Goal of the exercise –
Using only the records, tally the lines with "penis" in them and state that total by itself.

Record set –
######
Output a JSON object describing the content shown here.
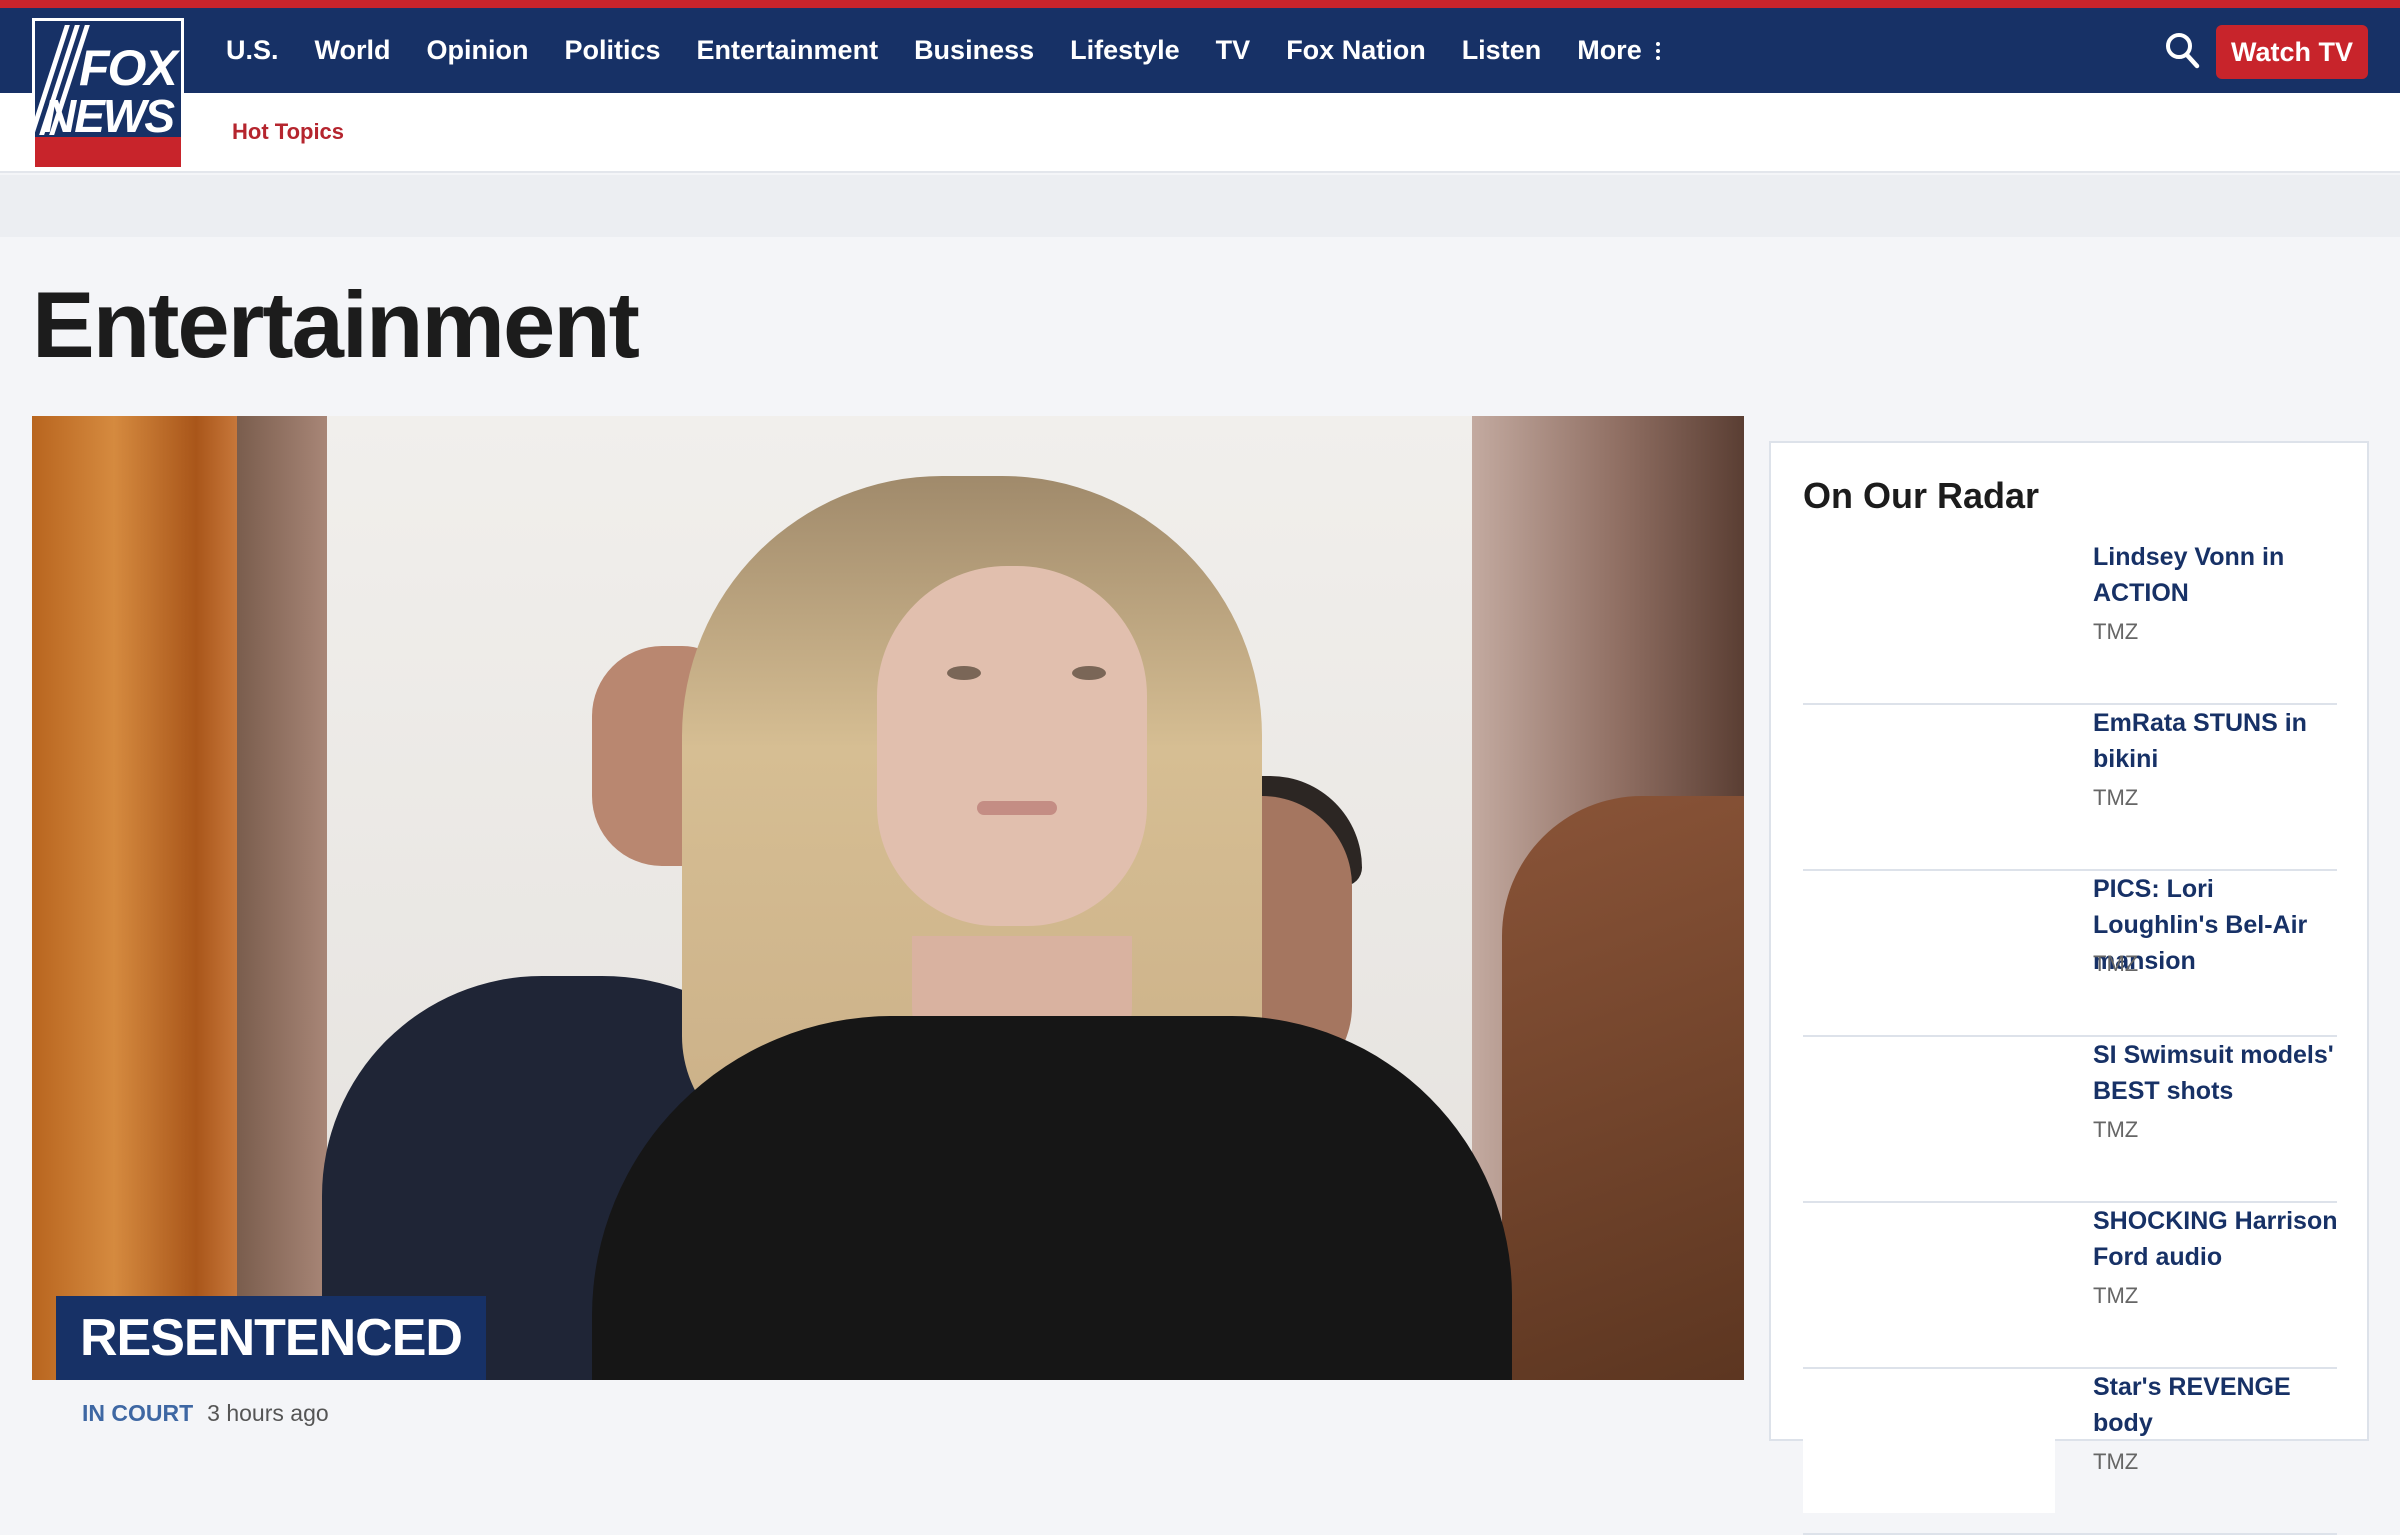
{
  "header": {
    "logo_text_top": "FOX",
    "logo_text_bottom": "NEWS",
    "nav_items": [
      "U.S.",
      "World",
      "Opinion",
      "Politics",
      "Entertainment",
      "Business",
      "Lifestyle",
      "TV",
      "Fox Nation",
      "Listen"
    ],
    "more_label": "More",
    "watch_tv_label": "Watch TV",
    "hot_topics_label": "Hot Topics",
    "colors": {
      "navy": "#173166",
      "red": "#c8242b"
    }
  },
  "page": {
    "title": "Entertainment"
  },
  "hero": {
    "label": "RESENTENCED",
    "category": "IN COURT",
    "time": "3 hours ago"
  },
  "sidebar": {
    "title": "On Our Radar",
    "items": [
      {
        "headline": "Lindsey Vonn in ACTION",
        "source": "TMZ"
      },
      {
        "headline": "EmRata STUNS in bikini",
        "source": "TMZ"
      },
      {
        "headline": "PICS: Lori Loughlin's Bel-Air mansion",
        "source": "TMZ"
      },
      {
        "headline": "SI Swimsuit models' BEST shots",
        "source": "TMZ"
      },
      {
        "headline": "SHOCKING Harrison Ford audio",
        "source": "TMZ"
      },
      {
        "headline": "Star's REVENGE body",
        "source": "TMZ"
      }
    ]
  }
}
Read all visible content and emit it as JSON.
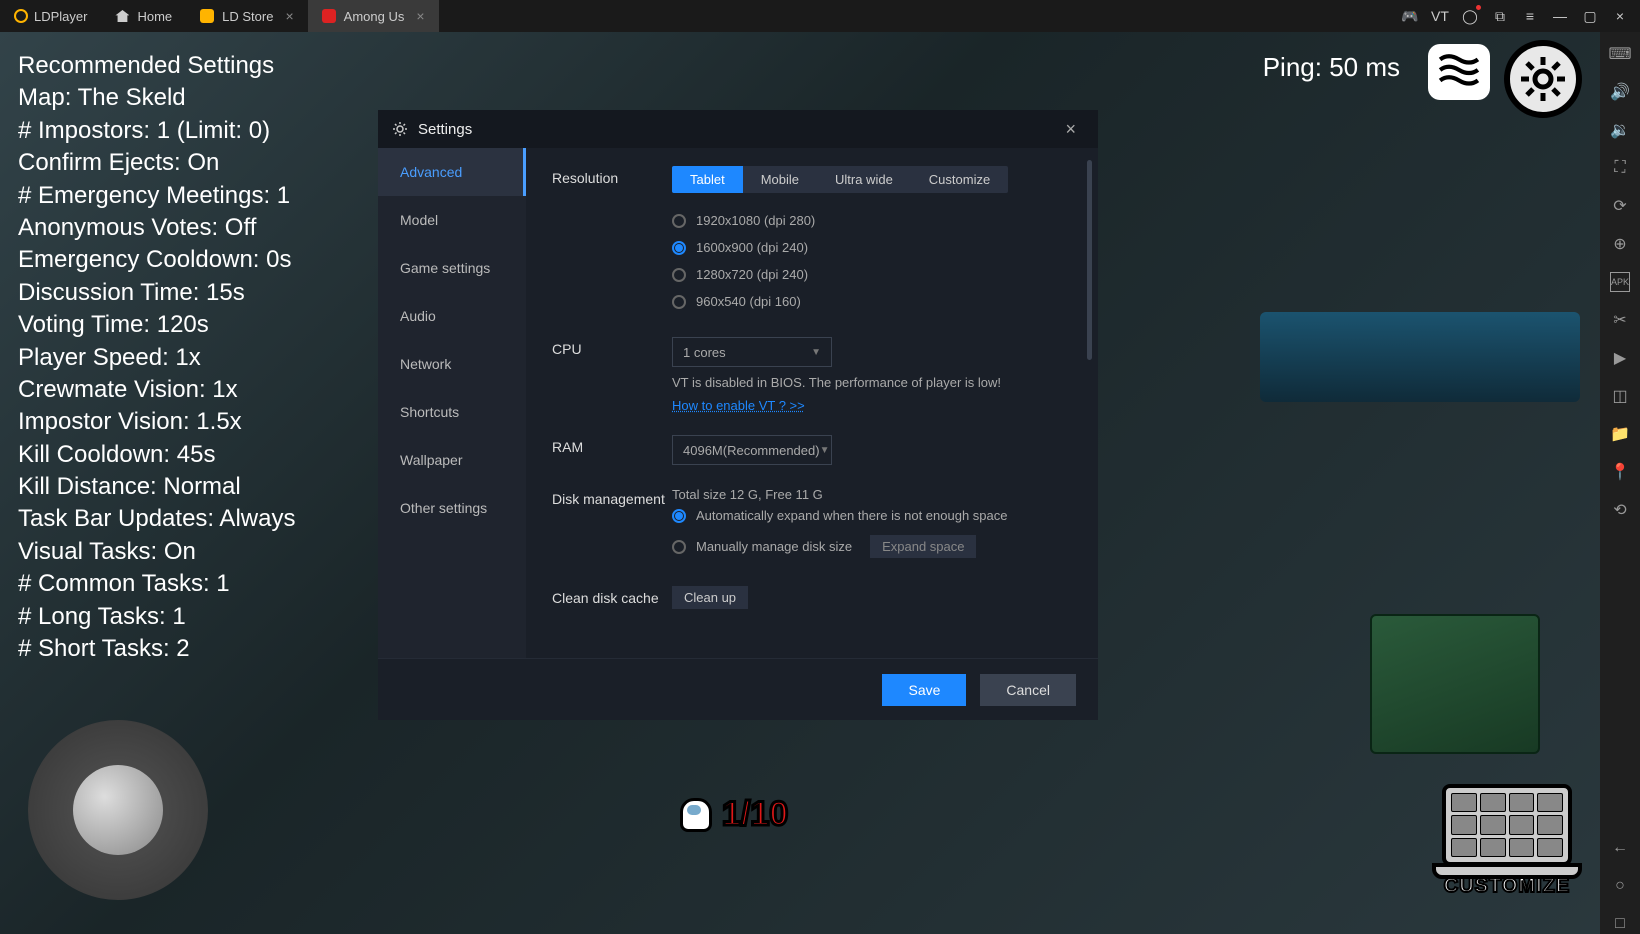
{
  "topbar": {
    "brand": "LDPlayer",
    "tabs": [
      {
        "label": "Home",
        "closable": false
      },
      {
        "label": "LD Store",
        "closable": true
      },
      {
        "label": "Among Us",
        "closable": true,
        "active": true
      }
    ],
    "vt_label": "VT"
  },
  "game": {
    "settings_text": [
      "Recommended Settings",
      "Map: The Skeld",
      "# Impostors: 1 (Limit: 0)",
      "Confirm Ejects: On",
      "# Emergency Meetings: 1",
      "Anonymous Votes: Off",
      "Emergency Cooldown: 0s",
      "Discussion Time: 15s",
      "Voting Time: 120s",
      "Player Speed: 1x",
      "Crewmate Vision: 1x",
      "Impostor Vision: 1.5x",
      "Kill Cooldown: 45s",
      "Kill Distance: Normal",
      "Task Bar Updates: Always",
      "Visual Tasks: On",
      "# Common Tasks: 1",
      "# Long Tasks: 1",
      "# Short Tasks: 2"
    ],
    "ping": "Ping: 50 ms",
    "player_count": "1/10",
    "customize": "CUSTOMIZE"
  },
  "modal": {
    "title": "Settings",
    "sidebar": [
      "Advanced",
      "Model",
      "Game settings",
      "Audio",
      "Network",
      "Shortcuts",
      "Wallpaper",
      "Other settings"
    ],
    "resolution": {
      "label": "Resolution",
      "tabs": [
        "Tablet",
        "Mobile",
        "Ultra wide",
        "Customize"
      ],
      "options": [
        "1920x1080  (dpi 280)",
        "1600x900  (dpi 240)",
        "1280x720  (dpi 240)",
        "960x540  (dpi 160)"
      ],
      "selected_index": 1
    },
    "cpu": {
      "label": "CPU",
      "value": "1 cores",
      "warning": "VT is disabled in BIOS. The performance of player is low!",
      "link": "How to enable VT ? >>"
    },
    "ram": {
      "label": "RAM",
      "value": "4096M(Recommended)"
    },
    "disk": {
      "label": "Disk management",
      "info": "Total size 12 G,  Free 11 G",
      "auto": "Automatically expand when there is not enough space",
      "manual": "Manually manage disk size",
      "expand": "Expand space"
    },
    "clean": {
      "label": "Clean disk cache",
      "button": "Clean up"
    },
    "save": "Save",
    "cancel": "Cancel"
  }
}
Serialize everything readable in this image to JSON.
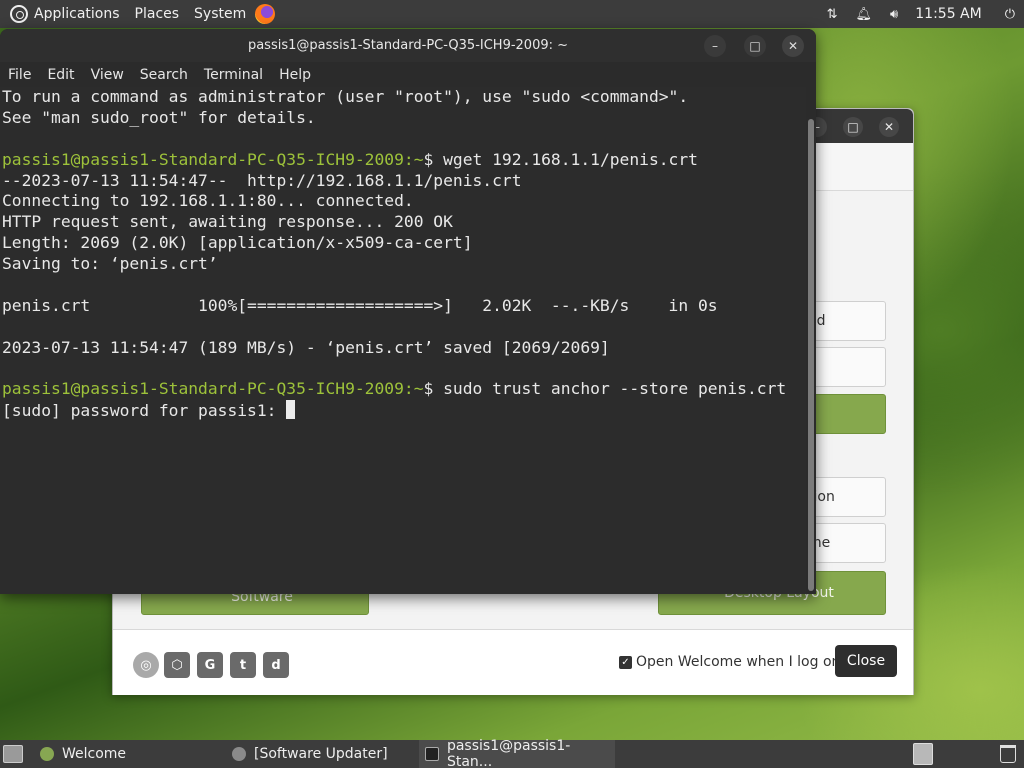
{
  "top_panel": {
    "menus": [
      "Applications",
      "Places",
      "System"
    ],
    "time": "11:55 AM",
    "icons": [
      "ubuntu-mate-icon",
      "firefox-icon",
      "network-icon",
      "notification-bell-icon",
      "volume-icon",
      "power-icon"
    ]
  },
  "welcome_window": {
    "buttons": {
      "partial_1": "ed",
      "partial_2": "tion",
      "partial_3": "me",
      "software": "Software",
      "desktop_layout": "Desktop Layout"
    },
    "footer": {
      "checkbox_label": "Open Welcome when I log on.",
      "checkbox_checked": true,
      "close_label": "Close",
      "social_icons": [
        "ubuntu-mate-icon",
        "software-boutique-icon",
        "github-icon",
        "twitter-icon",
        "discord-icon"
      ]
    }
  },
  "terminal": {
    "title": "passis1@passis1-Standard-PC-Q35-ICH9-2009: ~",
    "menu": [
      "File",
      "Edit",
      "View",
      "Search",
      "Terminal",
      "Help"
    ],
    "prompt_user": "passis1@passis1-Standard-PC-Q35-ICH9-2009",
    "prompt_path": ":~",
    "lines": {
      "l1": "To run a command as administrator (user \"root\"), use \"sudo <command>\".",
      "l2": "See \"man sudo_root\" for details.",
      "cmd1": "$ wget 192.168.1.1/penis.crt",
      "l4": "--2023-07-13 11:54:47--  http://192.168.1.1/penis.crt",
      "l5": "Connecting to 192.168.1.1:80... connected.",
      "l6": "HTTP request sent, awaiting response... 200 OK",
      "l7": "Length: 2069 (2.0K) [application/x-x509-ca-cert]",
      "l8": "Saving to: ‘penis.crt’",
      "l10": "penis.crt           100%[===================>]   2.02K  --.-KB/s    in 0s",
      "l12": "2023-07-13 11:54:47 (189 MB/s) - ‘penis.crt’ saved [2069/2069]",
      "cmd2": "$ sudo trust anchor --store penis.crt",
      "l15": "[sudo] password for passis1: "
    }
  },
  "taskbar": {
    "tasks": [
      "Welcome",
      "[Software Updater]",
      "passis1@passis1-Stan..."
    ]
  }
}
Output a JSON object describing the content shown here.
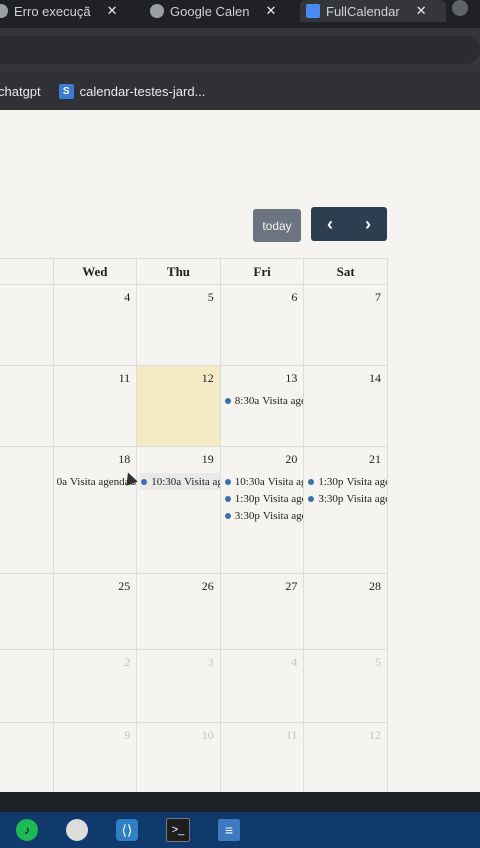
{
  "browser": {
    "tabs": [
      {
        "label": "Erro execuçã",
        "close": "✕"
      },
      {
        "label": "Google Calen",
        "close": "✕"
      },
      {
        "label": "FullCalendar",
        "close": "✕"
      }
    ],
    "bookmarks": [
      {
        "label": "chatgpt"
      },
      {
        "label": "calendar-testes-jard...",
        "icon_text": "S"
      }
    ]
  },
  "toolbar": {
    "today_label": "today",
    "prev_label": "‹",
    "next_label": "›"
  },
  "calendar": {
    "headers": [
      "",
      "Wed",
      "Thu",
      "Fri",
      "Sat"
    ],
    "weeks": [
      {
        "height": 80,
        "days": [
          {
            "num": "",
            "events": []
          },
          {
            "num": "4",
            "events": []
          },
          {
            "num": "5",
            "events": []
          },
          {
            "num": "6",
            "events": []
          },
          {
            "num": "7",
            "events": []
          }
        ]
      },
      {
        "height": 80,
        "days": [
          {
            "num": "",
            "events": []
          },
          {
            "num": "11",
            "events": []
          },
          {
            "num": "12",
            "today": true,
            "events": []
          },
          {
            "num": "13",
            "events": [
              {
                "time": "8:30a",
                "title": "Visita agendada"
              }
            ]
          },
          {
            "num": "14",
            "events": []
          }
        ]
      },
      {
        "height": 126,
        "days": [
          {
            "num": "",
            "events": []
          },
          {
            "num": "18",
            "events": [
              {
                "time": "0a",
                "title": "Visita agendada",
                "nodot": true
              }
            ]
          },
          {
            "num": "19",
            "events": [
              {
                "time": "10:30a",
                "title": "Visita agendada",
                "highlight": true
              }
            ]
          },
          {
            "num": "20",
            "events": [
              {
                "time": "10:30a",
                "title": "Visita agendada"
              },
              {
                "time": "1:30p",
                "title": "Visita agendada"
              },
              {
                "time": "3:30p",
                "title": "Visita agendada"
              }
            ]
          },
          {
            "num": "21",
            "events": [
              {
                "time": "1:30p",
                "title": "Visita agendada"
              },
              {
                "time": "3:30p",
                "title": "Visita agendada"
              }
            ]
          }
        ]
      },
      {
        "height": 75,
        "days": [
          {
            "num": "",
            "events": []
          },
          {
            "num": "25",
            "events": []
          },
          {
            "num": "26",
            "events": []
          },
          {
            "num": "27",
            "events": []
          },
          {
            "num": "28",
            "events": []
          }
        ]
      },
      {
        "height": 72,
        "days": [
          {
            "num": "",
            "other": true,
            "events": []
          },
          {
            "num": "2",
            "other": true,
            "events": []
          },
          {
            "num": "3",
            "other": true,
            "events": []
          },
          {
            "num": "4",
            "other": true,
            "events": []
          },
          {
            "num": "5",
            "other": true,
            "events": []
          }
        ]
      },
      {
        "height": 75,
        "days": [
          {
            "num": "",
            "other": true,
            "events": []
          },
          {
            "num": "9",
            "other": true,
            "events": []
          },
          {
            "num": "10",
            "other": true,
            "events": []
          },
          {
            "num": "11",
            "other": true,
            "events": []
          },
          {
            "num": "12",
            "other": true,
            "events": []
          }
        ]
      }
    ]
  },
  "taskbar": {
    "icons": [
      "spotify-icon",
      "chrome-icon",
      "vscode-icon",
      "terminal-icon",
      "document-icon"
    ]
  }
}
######
Reply –
6